§ Provided records:
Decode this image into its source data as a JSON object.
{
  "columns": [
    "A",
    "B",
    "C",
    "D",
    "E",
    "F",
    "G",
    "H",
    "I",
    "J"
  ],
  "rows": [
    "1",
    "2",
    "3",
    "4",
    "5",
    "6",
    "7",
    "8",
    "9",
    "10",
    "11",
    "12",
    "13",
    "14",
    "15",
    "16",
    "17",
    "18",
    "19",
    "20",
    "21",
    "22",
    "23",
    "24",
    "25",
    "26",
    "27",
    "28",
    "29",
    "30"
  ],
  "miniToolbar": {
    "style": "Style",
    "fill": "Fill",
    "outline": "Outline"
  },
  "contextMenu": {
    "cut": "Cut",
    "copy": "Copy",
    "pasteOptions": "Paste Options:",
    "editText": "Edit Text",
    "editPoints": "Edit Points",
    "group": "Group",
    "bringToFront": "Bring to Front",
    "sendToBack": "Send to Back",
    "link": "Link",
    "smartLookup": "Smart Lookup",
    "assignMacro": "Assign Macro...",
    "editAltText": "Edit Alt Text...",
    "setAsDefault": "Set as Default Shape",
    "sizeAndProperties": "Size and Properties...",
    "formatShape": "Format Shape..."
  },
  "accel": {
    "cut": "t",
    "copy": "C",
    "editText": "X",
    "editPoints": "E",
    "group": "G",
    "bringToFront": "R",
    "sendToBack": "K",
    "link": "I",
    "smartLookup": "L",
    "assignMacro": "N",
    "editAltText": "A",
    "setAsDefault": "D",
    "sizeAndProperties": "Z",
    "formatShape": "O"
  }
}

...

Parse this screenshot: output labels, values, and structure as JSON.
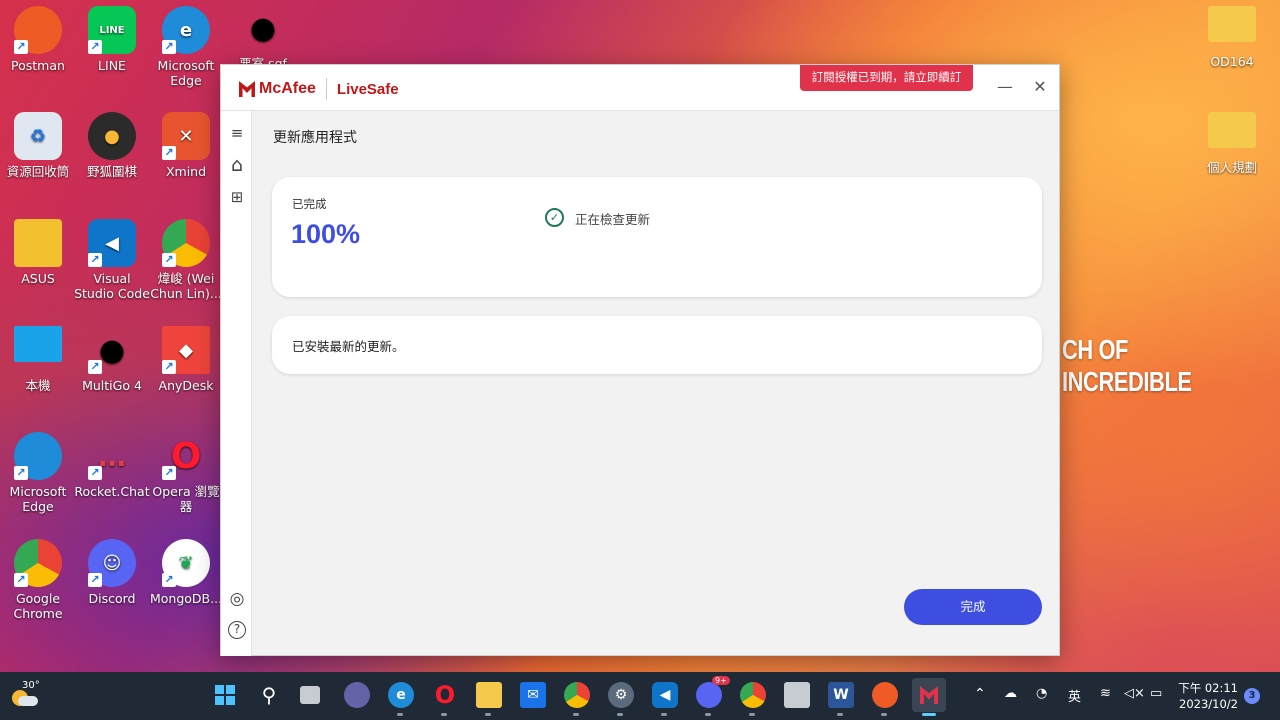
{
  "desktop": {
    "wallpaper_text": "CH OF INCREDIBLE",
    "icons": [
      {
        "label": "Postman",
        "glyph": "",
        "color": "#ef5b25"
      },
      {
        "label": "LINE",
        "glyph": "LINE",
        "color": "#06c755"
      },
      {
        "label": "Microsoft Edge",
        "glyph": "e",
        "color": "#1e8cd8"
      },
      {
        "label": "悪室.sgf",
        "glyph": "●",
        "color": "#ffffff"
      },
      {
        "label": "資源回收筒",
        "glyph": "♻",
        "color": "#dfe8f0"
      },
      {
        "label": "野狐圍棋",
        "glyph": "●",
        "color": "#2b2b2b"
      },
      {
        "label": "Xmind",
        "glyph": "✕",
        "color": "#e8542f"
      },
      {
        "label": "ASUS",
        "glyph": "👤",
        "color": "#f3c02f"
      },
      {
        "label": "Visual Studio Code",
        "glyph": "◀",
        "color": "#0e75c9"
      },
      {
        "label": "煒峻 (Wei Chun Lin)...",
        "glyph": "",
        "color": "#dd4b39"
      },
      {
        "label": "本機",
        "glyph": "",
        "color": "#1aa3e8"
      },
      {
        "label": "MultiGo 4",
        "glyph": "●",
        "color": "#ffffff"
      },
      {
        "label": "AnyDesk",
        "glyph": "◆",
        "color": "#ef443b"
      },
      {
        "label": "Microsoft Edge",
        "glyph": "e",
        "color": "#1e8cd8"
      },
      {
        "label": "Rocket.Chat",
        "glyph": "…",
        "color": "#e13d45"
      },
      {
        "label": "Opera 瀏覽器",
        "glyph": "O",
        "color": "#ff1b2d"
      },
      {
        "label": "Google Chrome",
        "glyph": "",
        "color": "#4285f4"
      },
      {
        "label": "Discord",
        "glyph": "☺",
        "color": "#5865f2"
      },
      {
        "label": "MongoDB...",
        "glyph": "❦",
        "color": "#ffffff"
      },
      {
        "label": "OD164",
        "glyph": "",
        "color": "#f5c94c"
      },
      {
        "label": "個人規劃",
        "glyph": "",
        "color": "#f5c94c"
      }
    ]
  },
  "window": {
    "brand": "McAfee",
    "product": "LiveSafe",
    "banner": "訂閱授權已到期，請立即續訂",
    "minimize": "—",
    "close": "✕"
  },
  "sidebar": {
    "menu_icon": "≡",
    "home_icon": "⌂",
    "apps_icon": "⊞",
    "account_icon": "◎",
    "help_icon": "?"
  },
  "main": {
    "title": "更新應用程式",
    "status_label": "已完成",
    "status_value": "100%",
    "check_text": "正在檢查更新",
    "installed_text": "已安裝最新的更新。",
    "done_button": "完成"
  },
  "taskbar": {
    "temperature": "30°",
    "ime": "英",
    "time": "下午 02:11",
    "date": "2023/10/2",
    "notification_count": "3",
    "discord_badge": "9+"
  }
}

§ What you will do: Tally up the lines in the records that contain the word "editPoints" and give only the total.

§ Result of this task: 2